Segment Start: EXTRACTED INFORMATION

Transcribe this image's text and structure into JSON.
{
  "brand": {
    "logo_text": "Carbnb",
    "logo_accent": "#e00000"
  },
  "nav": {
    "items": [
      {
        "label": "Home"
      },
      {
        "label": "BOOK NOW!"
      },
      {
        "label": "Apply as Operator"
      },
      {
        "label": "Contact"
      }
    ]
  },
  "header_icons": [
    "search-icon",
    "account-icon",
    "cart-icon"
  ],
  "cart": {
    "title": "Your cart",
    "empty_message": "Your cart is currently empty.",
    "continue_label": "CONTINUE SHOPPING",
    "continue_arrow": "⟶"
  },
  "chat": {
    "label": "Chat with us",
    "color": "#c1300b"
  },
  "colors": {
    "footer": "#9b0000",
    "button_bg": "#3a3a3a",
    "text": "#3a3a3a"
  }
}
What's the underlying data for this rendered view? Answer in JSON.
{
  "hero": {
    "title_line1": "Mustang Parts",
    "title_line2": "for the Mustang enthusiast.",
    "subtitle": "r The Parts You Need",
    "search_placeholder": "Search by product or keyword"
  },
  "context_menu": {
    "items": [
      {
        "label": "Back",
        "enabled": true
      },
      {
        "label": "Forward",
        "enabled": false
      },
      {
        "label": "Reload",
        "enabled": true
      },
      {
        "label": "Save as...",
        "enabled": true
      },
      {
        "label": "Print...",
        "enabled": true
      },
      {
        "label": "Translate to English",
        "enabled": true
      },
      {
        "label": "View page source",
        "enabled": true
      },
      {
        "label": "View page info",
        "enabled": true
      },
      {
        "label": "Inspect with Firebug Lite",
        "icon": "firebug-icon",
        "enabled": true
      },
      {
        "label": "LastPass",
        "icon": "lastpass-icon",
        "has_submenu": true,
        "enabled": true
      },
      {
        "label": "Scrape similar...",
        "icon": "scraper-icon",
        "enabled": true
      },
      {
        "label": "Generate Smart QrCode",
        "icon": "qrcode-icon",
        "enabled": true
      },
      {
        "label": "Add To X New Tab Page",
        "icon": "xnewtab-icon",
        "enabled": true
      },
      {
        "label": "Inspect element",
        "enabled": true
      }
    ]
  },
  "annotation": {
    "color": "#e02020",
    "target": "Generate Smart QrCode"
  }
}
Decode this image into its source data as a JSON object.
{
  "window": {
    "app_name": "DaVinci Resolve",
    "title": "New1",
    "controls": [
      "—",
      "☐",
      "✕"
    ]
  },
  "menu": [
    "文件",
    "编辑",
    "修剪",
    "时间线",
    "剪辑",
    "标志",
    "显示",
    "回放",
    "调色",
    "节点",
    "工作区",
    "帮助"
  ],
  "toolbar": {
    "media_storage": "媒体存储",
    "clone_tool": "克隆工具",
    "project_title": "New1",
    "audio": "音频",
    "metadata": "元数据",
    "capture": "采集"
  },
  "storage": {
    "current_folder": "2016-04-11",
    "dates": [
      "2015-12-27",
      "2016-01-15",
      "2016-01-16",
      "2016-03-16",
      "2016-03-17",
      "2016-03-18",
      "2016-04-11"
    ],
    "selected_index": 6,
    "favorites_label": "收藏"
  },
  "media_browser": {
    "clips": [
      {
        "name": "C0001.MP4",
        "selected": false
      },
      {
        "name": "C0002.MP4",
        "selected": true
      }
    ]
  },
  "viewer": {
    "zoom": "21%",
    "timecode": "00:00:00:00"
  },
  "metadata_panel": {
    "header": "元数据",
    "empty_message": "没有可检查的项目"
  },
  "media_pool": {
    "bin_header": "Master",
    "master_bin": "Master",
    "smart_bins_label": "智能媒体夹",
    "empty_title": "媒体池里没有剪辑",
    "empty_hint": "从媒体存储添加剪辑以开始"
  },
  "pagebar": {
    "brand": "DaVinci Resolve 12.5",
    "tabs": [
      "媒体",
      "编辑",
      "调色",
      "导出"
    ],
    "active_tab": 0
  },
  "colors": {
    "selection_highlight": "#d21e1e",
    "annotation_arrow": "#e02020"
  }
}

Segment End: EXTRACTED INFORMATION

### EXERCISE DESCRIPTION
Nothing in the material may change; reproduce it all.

### ANSWER SECTION
Transcribe this image's text and structure into JSON.
{
  "brand": {
    "logo_text": "Carbnb",
    "logo_accent": "#e00000"
  },
  "nav": {
    "items": [
      {
        "label": "Home"
      },
      {
        "label": "BOOK NOW!"
      },
      {
        "label": "Apply as Operator"
      },
      {
        "label": "Contact"
      }
    ]
  },
  "header_icons": [
    "search-icon",
    "account-icon",
    "cart-icon"
  ],
  "cart": {
    "title": "Your cart",
    "empty_message": "Your cart is currently empty.",
    "continue_label": "CONTINUE SHOPPING",
    "continue_arrow": "⟶"
  },
  "chat": {
    "label": "Chat with us",
    "color": "#c1300b"
  },
  "colors": {
    "footer": "#9b0000",
    "button_bg": "#3a3a3a",
    "text": "#3a3a3a"
  }
}
What's the underlying data for this rendered view? Answer in JSON.
{
  "hero": {
    "title_line1": "Mustang Parts",
    "title_line2": "for the Mustang enthusiast.",
    "subtitle": "r The Parts You Need",
    "search_placeholder": "Search by product or keyword"
  },
  "context_menu": {
    "items": [
      {
        "label": "Back",
        "enabled": true
      },
      {
        "label": "Forward",
        "enabled": false
      },
      {
        "label": "Reload",
        "enabled": true
      },
      {
        "label": "Save as...",
        "enabled": true
      },
      {
        "label": "Print...",
        "enabled": true
      },
      {
        "label": "Translate to English",
        "enabled": true
      },
      {
        "label": "View page source",
        "enabled": true
      },
      {
        "label": "View page info",
        "enabled": true
      },
      {
        "label": "Inspect with Firebug Lite",
        "icon": "firebug-icon",
        "enabled": true
      },
      {
        "label": "LastPass",
        "icon": "lastpass-icon",
        "has_submenu": true,
        "enabled": true
      },
      {
        "label": "Scrape similar...",
        "icon": "scraper-icon",
        "enabled": true
      },
      {
        "label": "Generate Smart QrCode",
        "icon": "qrcode-icon",
        "enabled": true
      },
      {
        "label": "Add To X New Tab Page",
        "icon": "xnewtab-icon",
        "enabled": true
      },
      {
        "label": "Inspect element",
        "enabled": true
      }
    ]
  },
  "annotation": {
    "color": "#e02020",
    "target": "Generate Smart QrCode"
  }
}
Decode this image into its source data as a JSON object.
{
  "window": {
    "app_name": "DaVinci Resolve",
    "title": "New1",
    "controls": [
      "—",
      "☐",
      "✕"
    ]
  },
  "menu": [
    "文件",
    "编辑",
    "修剪",
    "时间线",
    "剪辑",
    "标志",
    "显示",
    "回放",
    "调色",
    "节点",
    "工作区",
    "帮助"
  ],
  "toolbar": {
    "media_storage": "媒体存储",
    "clone_tool": "克隆工具",
    "project_title": "New1",
    "audio": "音频",
    "metadata": "元数据",
    "capture": "采集"
  },
  "storage": {
    "current_folder": "2016-04-11",
    "dates": [
      "2015-12-27",
      "2016-01-15",
      "2016-01-16",
      "2016-03-16",
      "2016-03-17",
      "2016-03-18",
      "2016-04-11"
    ],
    "selected_index": 6,
    "favorites_label": "收藏"
  },
  "media_browser": {
    "clips": [
      {
        "name": "C0001.MP4",
        "selected": false
      },
      {
        "name": "C0002.MP4",
        "selected": true
      }
    ]
  },
  "viewer": {
    "zoom": "21%",
    "timecode": "00:00:00:00"
  },
  "metadata_panel": {
    "header": "元数据",
    "empty_message": "没有可检查的项目"
  },
  "media_pool": {
    "bin_header": "Master",
    "master_bin": "Master",
    "smart_bins_label": "智能媒体夹",
    "empty_title": "媒体池里没有剪辑",
    "empty_hint": "从媒体存储添加剪辑以开始"
  },
  "pagebar": {
    "brand": "DaVinci Resolve 12.5",
    "tabs": [
      "媒体",
      "编辑",
      "调色",
      "导出"
    ],
    "active_tab": 0
  },
  "colors": {
    "selection_highlight": "#d21e1e",
    "annotation_arrow": "#e02020"
  }
}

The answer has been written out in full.